The Globe and Mail Strategy Lab is now one year old and I'm happy to report that my model growth-investor portfolio is up more than 90 per cent.
I'm gratified, of course, but I think any one-year return is highly misleading. Too much depends on chance. My success over the past 12 months doesn't make me better than anyone else.
But at least it provides me with a podium to pass on a few investing lessons that I've learned over the years. Let me offer three thoughts that may help you with your own investing:
No strategy works all the time
Growth stocks have been hot this year, but I'm keenly aware that every stock I own could tank tomorrow. I don't expect this will happen, but I live in a volatile world of technology stocks.
My biggest winner, Netflix Inc., is up more than 400 per cent while my biggest loser, Apple Inc., is down more than 30 per cent. Amazon.com Inc. and Rackspace Inc. both declined heavily soon after I added them to the portfolio.

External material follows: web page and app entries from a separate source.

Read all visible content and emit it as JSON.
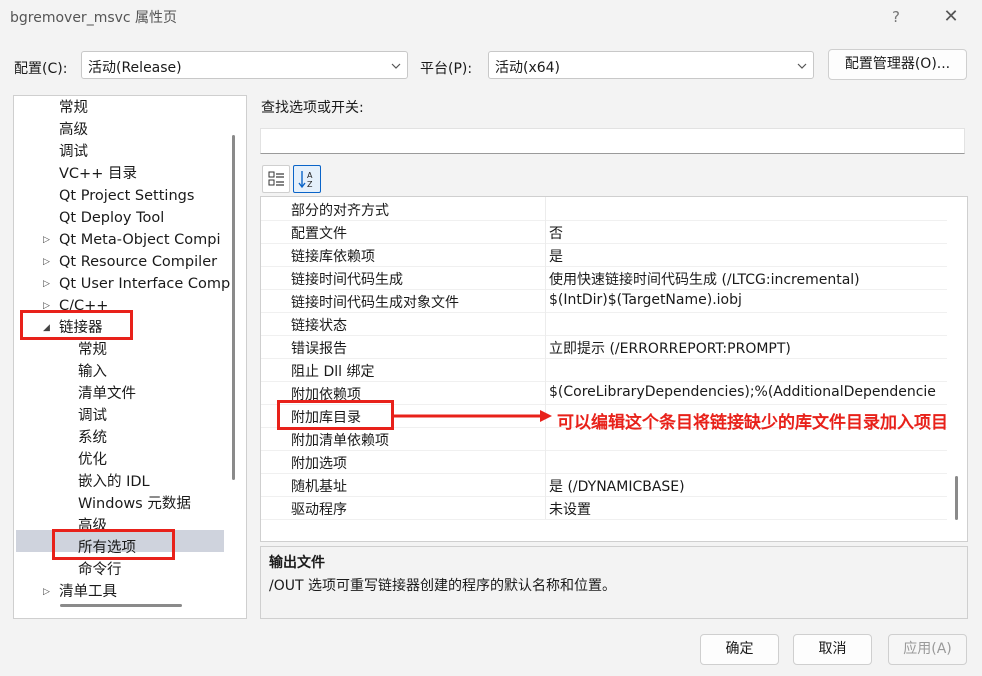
{
  "window": {
    "title": "bgremover_msvc 属性页",
    "help": "?",
    "close": "✕"
  },
  "config": {
    "config_label": "配置(C):",
    "config_value": "活动(Release)",
    "platform_label": "平台(P):",
    "platform_value": "活动(x64)",
    "manager_button": "配置管理器(O)..."
  },
  "tree": {
    "items": [
      {
        "label": "常规",
        "level": 1
      },
      {
        "label": "高级",
        "level": 1
      },
      {
        "label": "调试",
        "level": 1
      },
      {
        "label": "VC++ 目录",
        "level": 1
      },
      {
        "label": "Qt Project Settings",
        "level": 1
      },
      {
        "label": "Qt Deploy Tool",
        "level": 1
      },
      {
        "label": "Qt Meta-Object Compi",
        "level": 1,
        "arrow": "▷"
      },
      {
        "label": "Qt Resource Compiler",
        "level": 1,
        "arrow": "▷"
      },
      {
        "label": "Qt User Interface Comp",
        "level": 1,
        "arrow": "▷"
      },
      {
        "label": "C/C++",
        "level": 1,
        "arrow": "▷"
      },
      {
        "label": "链接器",
        "level": 1,
        "arrow": "◢"
      },
      {
        "label": "常规",
        "level": 2
      },
      {
        "label": "输入",
        "level": 2
      },
      {
        "label": "清单文件",
        "level": 2
      },
      {
        "label": "调试",
        "level": 2
      },
      {
        "label": "系统",
        "level": 2
      },
      {
        "label": "优化",
        "level": 2
      },
      {
        "label": "嵌入的 IDL",
        "level": 2
      },
      {
        "label": "Windows 元数据",
        "level": 2
      },
      {
        "label": "高级",
        "level": 2
      },
      {
        "label": "所有选项",
        "level": 2,
        "selected": true
      },
      {
        "label": "命令行",
        "level": 2
      },
      {
        "label": "清单工具",
        "level": 1,
        "arrow": "▷"
      }
    ]
  },
  "search": {
    "label": "查找选项或开关:",
    "value": ""
  },
  "properties": {
    "rows": [
      {
        "name": "部分的对齐方式",
        "value": ""
      },
      {
        "name": "配置文件",
        "value": "否"
      },
      {
        "name": "链接库依赖项",
        "value": "是"
      },
      {
        "name": "链接时间代码生成",
        "value": "使用快速链接时间代码生成 (/LTCG:incremental)"
      },
      {
        "name": "链接时间代码生成对象文件",
        "value": "$(IntDir)$(TargetName).iobj"
      },
      {
        "name": "链接状态",
        "value": ""
      },
      {
        "name": "错误报告",
        "value": "立即提示 (/ERRORREPORT:PROMPT)"
      },
      {
        "name": "阻止 Dll 绑定",
        "value": ""
      },
      {
        "name": "附加依赖项",
        "value": "$(CoreLibraryDependencies);%(AdditionalDependencie"
      },
      {
        "name": "附加库目录",
        "value": ""
      },
      {
        "name": "附加清单依赖项",
        "value": ""
      },
      {
        "name": "附加选项",
        "value": ""
      },
      {
        "name": "随机基址",
        "value": "是 (/DYNAMICBASE)"
      },
      {
        "name": "驱动程序",
        "value": "未设置"
      }
    ]
  },
  "description": {
    "title": "输出文件",
    "text": "/OUT 选项可重写链接器创建的程序的默认名称和位置。"
  },
  "buttons": {
    "ok": "确定",
    "cancel": "取消",
    "apply": "应用(A)"
  },
  "annotation": {
    "text": "可以编辑这个条目将链接缺少的库文件目录加入项目"
  },
  "colors": {
    "annotation_red": "#e8211a",
    "selected_bg": "#cfd3dd",
    "toolbar_active_border": "#0a64c8"
  }
}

I expect that my long-term approach and the diversification within my portfolio will compensate for such missteps. But I could easily trail my Strategy Lab colleagues if a few stocks move in the wrong direction.
So don't take my one-year record as evidence that you should rush to adopt my growth approach. If you don't like volatility and have no interest in technology, find a strategy that resonates better with your personality and interests.
It's worth noting that all four of the Strategy Lab portfolios – growth, value, dividend and indexed – have grown at least 9 per cent this year. That's a healthy return by any standard. I fully expect there will be years to come when these other strategies will perform better than my growth approach.
Buy a business, not a stock
Cynthia, a reader, e-mailed me last week asking, "Are you planning on doing any trading in the near future or are you just going to ride on your success so far?"
The answer is that I will trade, but sparingly. Over the past year, I've sold shares of Sprint Corp. following the majority acquisition by SoftBank Corp. I've also added new positions in Priceline.com and DragonWave Inc.
I doubt you'll see me change the plodding frequency with which I trade. I prefer to act like I'm an owner of the business rather than a short-term speculator. Not only does that give me a better perspective on a company's long-run value, but it also provides me with the emotional stability to ride out peaks and troughs.
Use the market, don't let it use you
Cynthia also wanted to know if I'd use stop-loss orders to protect myself from big drops.
No, I won't. I have no interest in letting the market dictate when I sell.
One bad quarter or a crazy rumour can send a tech stock tumbling even it if it has no bearing on the long-term success or failure of the business. If I had set a 10-per-cent stop-loss order on my shares, which many pros advise, I would have sold Amazon just before it went on to hit record highs.
Some people say that timing the market is an exercise in futility. I think that's too kind. Futility means "the quality of having no useful result." Market timing actually leads to worse results and a lot more stress.
The opposite of a stop-loss order is setting a limit and selling a stock after it reaches a pre-determined gain. I never do this, and I'm not about to start. Since I believe that Wall Street tends to underestimate long-term potential, I assume I might also make that same mistake. After all, I'm no genius.
Underestimating potential is a common mistake. Netflix has moved from $58 (U.S.) to over $300 in the last year. Redknee Solutions Inc. has climbed from $1.18 to well over $4 today.
In both cases, I'm glad I didn't let some trading algorithm decide when I should have sold. I prefer to let my winners run.
In my personal portfolio, I discussed having bought Tesla Motors Inc. when it was a mid-$50 stock. People screamed at me to sell when the stock broke $100. I'm glad I didn't. It now trades above $160, and I believe it still isn't being priced for perfection.
I try to base my buy and sell decisons on a cold-blooded appraisal of a company's potential. And that leads to the most important investing lesson of all: Keep your emotions out of your portfolio. All they are likely to do is screw things up.